Elsewhere, hardware retailer
announced second-quarter earnings of 75 cents a share, topping analysts' estimates by 6 cents, while guiding third-quarter earnings in line with expectations. Shares of Lowe's rose $3.06, or 6.3%, to $51.96, while shares of rival
, set to release earnings on Tuesday, rose 36 cents, or 1.1%, to $33.90.
Toys R Us
reported second-quarter losses of 2 cents a share, excluding items, on a revenue increase of 3.3% over last year's quarter. Going forward the company confirmed the 2004 guidance it gave in mid-May. Shares rose 83 cents, or 7%, to $12.71.

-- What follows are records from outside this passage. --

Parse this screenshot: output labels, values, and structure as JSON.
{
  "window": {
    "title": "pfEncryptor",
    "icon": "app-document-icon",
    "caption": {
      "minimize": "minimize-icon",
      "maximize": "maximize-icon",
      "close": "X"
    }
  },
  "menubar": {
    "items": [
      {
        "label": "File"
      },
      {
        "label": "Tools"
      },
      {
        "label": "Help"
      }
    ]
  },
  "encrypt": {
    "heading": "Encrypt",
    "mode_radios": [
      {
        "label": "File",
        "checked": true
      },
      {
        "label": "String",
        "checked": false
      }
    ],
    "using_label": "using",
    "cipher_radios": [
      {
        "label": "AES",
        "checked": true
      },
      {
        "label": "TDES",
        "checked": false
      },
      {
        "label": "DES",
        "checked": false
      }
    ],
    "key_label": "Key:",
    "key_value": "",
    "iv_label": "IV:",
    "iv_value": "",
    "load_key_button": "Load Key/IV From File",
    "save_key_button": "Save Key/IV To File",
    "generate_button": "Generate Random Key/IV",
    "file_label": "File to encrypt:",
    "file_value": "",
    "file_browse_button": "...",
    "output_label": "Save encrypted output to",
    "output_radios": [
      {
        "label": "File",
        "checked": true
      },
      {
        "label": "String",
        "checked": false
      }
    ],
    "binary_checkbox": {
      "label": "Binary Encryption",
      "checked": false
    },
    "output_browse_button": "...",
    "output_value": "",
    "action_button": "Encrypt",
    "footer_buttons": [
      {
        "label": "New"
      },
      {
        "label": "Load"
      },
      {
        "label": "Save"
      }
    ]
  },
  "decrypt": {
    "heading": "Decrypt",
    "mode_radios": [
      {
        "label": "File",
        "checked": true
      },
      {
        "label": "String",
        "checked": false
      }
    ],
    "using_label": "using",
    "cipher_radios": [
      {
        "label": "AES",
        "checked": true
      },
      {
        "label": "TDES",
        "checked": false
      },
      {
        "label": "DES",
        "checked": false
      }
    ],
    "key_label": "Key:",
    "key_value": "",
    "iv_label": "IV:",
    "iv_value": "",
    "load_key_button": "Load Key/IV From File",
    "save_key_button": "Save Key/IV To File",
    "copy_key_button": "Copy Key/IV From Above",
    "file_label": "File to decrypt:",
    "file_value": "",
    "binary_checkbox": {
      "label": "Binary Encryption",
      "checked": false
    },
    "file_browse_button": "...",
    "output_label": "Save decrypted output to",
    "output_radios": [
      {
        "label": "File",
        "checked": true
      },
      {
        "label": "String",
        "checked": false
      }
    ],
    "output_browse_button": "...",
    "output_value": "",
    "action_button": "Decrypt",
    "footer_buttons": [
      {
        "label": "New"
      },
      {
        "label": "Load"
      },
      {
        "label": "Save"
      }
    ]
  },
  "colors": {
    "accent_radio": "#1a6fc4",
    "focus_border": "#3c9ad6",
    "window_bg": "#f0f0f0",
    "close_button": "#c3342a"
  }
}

shares dropped $1.09, or 1.7%, to $62.45 after Sanford Bernstein cut the company to market perform from outperform, citing valuation concerns.
shares gained 31 cents, or 0.9%, to $33.90 after UBS Warburg upgraded the company to buy from neutral, citing an improved second-half outlook for the ladies' apparel chain.
shares gained $1.59, or 7.5%, to $22.85 after Piper Jaffray analyst Ashok Kumar speculated on the chipmaker's future as a standalone company and raised the issue of a buyout in the years to come by rival
in his morning note. Intel rose $1.14, or 4.6%, to $26.19.
shares rose 15 cents, or 1.9%, to $8.14 after the company was started at buy at Fulcrum Global Partners. Computer maker
was up 73 cents, or 3.4%, to $22.13 a day ahead of releasing earnings.
, parent of cigarette maker Philip Morris, saw its shares fall 87 cents, or 2.2%, to $38.98. On Friday, Madison County Circuit Court Judge Nicholas Byron ordered Philip Morris USA to post a $12 billion bond or face enforcement of the $10.1 billion judgment from an earlier trial, in which the company was found to have misled smokers about the dangers of "light" cigarettes.
said they're ending a joint venture to develop and market diabetes and obesity drugs. Abbott will keep the license to develop the treatments. Shares in Abbott gained 11 cents, or 0.3%, to $39.79, while Millennium rose 44 cents, or 3.5%, to $12.97.
AOL Time Warner
shares were up 16 cents, or 1%, to $15.61 after its "Freddy vs. Jason" horror movie, produced by the company's New Line Cinema unit, debuted as the weekend winner at the box office, grossing more than $36 million.
On Friday, stocks rose slightly on thin trading volume. The Dow Jones Industrial Average closed up 11 points, or 0.1%, at 9321, while the Nasdaq finished higher by almost 2 points, or 0.1%, at 1702. The S&P 500 rose marginally to 990.
Overseas markets were higher. London's FTSE 100 ended its session up 25 points, or 0.6%, at 4272, and Germany's Xetra DAX closed up 63 points, or 1.8%, to 3507. In Asia, Japan's Nikkei closed up 169 points, or 1.7%, at 10,032, while Hong Kong's Hang Seng rose 100 points, or 1%, to 10,525.
Treasuries were slightly higher, with the yield on the 10-year note up at 4.49%. Crude oil prices for future delivery rose in London. The dollar strengthened against the yen and the euro.